It's a common and understandable question, but they correctly get quickly closed as unclear what you're asking or too broad. In my personal opinion an answer explaining risk and safety would be very much appropriate for those questions - most importantly that there's no such thing as a hard line between safe and unsafe. So my proposal is to create an "artificial" canonical question asking about whether a very general scenario is safe and then a community answer that tries to get that point (and more as appropriate) over. Including examples what good and concrete questions about risk/risk-mitigation one could ask. Then we can close future such questions as duplicate, the asker gets a relevant answer and information on how to better approach their problem and ask questions.
I'm not sure what you envision the answer to the canonical question would be. Would it be a short course on risk assessment? If so, I can see someone reading it and saying well, that doesn't really answer my question and then asking a question which might be good, or might be too broad and/or lacking in detail. I think we should just deal with such questions as they come up until they become too burdensome, and I think that will not happen for quite some time.

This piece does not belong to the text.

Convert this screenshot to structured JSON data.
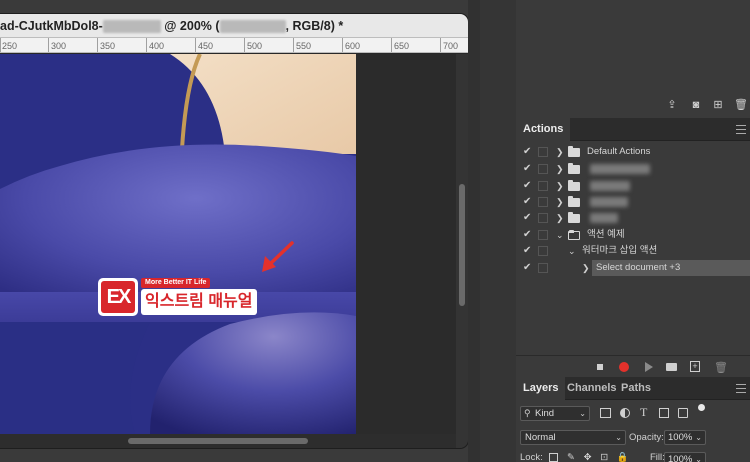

Anytime you think you can write a good question that will add value to TGO you should write it.
There is nothing questionable about the scope here, so not sure how asking if you should write the question is helpful. If you write a good question it be welcomed, if you write a poor question, it will closed and stay closed.
Short answer, not a comment so detracters can downvote as appropriate.
I've seen the canonical question argument come up on other question and answer sites.
There are pros and cons of this approach. How about I list some of each.
Fewer questions to sort through
Easier to find answers to a question
Eliminates trolling that seeks to manipulate that particular question format
Enables the site to be more attractive to search engines
Discourages questions seeking knowledge on specific content
Hides the answer to a specific questions with a range of irrelevant
Loses information in the merging of similar questions
Can go horribly wrong where completely different questions are naively
For me, I suspect the cons are a stronger argument than the pros, however if these were addressed in the solution proposed for introduction of canonical questions, then the scheme could be made to work.